* Equifax 1-800-525-6285
* Experian 1-888-397-3742
* Trans Union 1-800-680-7289

We understand that this process may be confusing, so set forth below is additional information about how to put a fraud alert on your credit reports and what to do once you get a copy of your credit reports.

Fraud Alert:

A "fraud alert" is a statement that can be placed on your credit reports that can state "please do not issue credit without calling me first at this number” (you will provide your home number and/or your business number). Companies seeing this fraud alert should not issue credit to an imposter without calling you at your home first.

Please know that if you place a "fraud alert” on your credit file, you will not be able to get instant credit because you will not be at your home or office to receive the phone call for the credit to be issued. If you place a fraud alert but then want to be able to get instant credit, you will need to remove it from your credit file.

The credit bureaus will not keep the fraud alert on your credit reports indefinitely. It's likely that they will give you the option of leaving it on three months, six months, or if you ask for it in writing, seven years. You should consider leaving the fraud alert on ~--your credit reports as long as possible in order to protect yourself. It's our
understanding that having a fraud alert on your credit file will not reduce your credit score.

Copy of Credit Reports:

The credit reporting agencies may charge a fee in order to obtain a copy of your credit report. However, it's our understanding that if you advise them that you are a potential victim of fraud, that they may provide them to you free of charge.

When you receive your credit reports from the three credit reporting agencies, you will note that they each use different formats. The most important things to look for to help protect yourself from fraud are the following:

1. Is there a different name on your credit report, or is your name misspelled in anyway?

2. Is your social security number correct? Are there any other social security numbers or slightly different numbers on your credit report?

3. Are all of the accounts yours?

4. Are all of the accounts that you closed listed as closed? If there appears to be open accounts or if there are credit balances for accounts that you believe were closed, you should check with the creditor to confirm whether there has been an error.

5. Look at the inquiry section of the report. This is the section that says "these companies received your credit report for the purposes of issuing you credit." The section lists companies and creditors who received a full copy of your credit report. Under federal law, they are only allowed to get your report with your permission. If there are companies in that section that you do not recognize, you should find out why and how that company was able to access your credit report.

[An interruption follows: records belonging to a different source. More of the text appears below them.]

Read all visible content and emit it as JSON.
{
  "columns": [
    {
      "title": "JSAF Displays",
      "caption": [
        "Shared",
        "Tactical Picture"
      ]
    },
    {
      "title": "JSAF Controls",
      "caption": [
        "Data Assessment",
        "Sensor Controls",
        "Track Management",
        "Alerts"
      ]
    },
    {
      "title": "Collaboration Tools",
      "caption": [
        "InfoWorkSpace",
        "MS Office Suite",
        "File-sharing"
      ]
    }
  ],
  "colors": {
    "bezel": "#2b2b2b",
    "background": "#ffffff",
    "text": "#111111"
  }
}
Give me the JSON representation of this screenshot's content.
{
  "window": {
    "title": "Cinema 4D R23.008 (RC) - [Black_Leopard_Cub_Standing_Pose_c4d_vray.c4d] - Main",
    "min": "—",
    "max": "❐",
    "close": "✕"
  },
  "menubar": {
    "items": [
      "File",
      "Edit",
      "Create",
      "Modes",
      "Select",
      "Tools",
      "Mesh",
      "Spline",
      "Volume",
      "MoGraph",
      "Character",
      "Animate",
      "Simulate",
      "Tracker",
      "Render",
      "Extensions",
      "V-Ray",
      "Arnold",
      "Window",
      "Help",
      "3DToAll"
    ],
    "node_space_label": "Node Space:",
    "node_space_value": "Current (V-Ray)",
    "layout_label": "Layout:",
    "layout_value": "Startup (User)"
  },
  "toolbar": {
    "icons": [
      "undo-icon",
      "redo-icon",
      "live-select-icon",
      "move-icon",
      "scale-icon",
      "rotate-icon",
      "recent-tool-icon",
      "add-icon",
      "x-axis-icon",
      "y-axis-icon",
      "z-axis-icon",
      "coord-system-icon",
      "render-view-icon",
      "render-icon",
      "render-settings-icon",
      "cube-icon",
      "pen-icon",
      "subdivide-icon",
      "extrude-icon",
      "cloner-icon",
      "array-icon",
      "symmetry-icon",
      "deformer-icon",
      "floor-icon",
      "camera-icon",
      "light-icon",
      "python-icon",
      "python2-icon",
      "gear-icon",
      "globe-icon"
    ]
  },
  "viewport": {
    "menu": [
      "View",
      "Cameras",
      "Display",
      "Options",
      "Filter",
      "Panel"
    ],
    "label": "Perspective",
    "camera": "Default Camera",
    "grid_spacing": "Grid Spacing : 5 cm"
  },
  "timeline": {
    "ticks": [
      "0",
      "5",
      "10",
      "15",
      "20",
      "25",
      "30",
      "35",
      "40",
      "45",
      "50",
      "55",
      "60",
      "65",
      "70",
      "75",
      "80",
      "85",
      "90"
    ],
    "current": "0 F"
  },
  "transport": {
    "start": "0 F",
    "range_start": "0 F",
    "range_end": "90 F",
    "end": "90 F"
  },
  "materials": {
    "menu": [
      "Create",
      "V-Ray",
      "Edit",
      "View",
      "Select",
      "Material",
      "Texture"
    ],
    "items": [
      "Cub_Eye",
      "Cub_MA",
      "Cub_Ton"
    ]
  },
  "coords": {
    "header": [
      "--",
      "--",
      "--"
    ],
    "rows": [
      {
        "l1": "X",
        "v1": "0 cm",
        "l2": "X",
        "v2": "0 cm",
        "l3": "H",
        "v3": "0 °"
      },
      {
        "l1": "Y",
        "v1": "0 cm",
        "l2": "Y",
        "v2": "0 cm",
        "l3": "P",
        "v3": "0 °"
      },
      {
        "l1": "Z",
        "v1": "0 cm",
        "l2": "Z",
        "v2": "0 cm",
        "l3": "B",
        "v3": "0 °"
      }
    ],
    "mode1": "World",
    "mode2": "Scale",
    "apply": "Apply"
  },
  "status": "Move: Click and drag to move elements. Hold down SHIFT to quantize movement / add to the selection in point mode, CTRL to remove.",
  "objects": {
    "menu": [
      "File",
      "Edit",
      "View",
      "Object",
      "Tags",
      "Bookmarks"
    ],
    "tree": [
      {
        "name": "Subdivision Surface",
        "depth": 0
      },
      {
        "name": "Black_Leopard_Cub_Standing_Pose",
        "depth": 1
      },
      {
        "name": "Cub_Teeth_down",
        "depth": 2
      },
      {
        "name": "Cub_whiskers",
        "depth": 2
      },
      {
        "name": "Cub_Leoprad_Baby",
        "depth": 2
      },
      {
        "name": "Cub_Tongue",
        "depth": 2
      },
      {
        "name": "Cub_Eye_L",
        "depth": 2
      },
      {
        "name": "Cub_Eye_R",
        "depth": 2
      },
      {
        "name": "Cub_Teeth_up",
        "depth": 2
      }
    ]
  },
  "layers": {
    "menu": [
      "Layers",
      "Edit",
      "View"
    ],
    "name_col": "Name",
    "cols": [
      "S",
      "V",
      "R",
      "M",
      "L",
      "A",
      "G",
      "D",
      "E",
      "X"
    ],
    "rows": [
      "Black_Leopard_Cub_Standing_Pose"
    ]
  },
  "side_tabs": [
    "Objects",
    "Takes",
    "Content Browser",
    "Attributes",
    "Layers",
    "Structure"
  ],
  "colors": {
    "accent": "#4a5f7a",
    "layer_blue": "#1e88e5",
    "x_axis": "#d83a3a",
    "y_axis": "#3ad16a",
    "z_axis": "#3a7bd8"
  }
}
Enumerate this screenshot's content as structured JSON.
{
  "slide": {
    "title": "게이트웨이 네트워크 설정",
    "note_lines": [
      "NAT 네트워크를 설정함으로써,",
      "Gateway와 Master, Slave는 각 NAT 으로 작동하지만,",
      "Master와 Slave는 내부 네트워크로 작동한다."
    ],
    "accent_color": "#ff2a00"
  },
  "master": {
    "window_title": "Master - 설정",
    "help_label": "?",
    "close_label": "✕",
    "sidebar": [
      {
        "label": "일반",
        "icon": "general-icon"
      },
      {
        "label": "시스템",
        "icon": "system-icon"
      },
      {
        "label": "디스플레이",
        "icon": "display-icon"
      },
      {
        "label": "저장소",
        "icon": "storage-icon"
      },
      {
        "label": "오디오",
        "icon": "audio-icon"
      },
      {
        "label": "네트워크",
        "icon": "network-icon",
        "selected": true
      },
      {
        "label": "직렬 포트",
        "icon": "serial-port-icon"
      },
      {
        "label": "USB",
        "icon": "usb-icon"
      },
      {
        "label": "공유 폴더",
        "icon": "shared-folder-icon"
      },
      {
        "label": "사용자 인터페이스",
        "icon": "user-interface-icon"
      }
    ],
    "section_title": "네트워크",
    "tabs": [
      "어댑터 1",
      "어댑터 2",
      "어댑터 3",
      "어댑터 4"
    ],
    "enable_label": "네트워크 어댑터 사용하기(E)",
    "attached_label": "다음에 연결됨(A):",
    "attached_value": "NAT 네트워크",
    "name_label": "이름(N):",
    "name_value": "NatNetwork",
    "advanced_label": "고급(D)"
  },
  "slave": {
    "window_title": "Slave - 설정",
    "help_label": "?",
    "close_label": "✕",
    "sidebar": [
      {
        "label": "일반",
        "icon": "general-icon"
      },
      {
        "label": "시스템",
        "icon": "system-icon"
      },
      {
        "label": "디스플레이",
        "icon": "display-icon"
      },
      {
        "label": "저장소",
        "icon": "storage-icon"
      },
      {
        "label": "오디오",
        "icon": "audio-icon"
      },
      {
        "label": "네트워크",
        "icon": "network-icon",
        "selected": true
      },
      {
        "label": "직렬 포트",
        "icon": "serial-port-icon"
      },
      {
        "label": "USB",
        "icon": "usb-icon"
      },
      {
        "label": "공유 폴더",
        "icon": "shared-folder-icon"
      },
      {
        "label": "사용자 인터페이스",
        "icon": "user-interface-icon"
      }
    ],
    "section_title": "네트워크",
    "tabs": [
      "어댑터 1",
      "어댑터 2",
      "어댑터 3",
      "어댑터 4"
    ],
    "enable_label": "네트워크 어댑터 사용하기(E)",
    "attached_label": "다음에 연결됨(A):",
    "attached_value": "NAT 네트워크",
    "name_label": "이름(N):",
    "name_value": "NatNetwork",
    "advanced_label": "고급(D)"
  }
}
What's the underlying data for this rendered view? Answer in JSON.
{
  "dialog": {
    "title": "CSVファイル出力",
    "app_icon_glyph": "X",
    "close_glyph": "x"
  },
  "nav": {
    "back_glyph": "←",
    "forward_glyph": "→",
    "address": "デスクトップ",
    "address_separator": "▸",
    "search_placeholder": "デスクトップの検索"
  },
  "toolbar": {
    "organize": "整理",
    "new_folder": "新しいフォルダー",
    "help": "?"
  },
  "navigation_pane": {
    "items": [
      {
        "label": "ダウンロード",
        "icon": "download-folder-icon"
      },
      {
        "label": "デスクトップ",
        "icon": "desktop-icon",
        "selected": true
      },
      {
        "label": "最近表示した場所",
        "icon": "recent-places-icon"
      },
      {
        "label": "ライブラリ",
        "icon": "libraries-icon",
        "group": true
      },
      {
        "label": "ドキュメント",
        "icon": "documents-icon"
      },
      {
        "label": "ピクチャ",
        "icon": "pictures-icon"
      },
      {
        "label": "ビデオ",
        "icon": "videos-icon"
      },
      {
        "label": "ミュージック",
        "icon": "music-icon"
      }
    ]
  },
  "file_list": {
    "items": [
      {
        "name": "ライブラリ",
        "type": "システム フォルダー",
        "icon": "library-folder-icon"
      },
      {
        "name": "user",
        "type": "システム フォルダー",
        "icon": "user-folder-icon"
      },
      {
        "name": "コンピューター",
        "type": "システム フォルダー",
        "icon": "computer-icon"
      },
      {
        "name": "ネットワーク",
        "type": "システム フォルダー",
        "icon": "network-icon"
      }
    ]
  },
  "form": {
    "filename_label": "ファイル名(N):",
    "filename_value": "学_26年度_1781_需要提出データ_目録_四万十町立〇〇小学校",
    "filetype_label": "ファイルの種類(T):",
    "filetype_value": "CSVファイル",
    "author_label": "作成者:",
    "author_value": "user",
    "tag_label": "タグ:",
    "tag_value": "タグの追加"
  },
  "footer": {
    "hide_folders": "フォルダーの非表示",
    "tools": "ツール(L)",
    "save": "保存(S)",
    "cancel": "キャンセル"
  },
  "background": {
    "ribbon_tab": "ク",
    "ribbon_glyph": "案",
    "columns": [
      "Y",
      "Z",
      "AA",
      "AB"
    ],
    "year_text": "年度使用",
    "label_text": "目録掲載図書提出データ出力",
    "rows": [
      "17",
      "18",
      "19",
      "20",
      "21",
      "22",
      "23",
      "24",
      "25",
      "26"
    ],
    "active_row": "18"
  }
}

If you find that there are any errors, mistakes, or inquiries that you do not recognize, you should immediately write a letter to each of the three credit reporting agencies. Inform them of the errors and ask for clarification of the addresses and telephone numbers of the companies that received your credit report. You should also notify the companies that accessed your credit report without your permission, and find out whatever information you can, including getting a copy of any application that may have been completed. This could be an indication of an imposter attempting to establish credit in your name.

Change Your Passwords:

It's in your best interest to use passwords that no one would know. For example, for any accounts that you've used your "mother's maiden name" as a password, it's advisable to change it to something else that no one knows.

Contact Police If You Suspect Fraud:

If you detect or suspect any fraudulent use of your identity, you should file a report with your local police or the police where the identity theft took place. Request a copy of the report in case the bank, credit card company, or others need proof of the crime later on.
The Federal Trade Commission also publishes tips on how you can prevent and deal with identity fraud. You can access the FTC's Internet site at www.consumer.gov or call them at 1-877-10- THEFT (1-877-438-4338).